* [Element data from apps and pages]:
== Segment start ==
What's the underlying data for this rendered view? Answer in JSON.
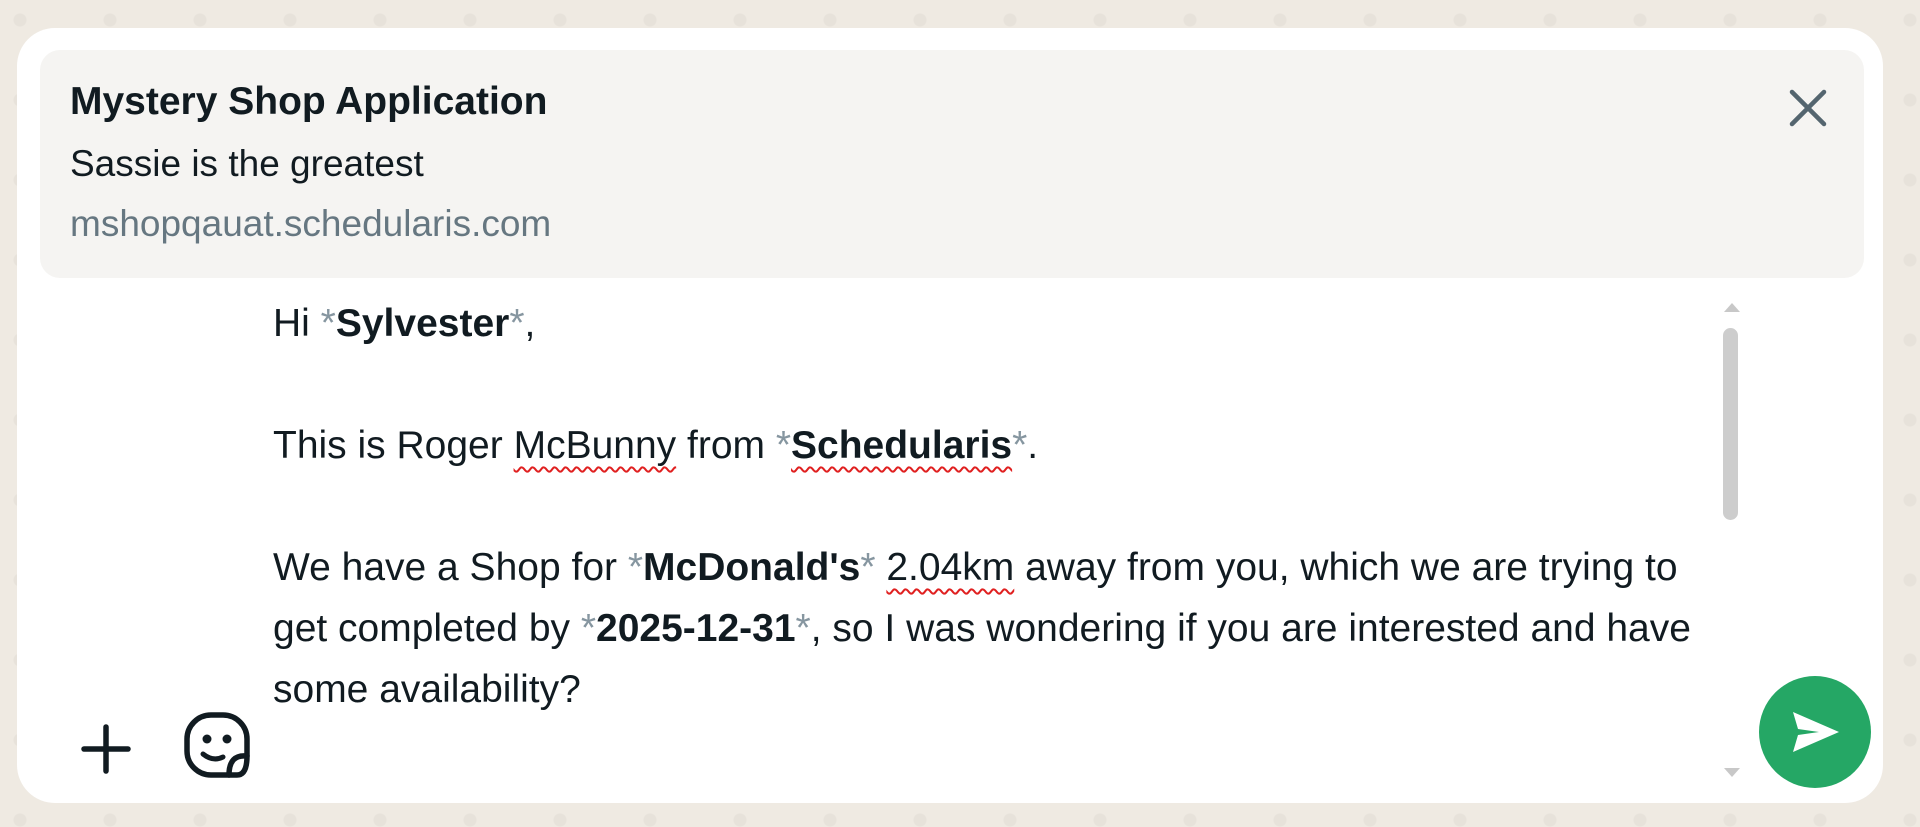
{
  "link_preview": {
    "title": "Mystery Shop Application",
    "description": "Sassie is the greatest",
    "url": "mshopqauat.schedularis.com"
  },
  "message": {
    "greeting_prefix": "Hi ",
    "greeting_name": "Sylvester",
    "greeting_suffix": ",",
    "intro_prefix": "This is Roger ",
    "intro_person": "McBunny",
    "intro_from": " from ",
    "intro_company": "Schedularis",
    "intro_suffix": ".",
    "shop_prefix": "We have a Shop for ",
    "shop_name": "McDonald's",
    "shop_space": " ",
    "shop_distance": "2.04km",
    "shop_mid": " away from you, which we are trying to get completed by ",
    "shop_date": "2025-12-31",
    "shop_suffix": ", so I was wondering if you are interested and have some availability?",
    "markdown_marker": "*"
  },
  "icons": {
    "close": "close-icon",
    "attach": "plus-icon",
    "sticker": "sticker-icon",
    "send": "send-icon"
  },
  "colors": {
    "send_button": "#25a765",
    "background": "#efeae2",
    "spellcheck": "#e02020"
  }
}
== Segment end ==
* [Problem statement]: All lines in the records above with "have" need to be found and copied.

* [Response to the exercise]:
    "shop_prefix": "We have a Shop for ",
    "shop_suffix": ", so I was wondering if you are interested and have some availability?",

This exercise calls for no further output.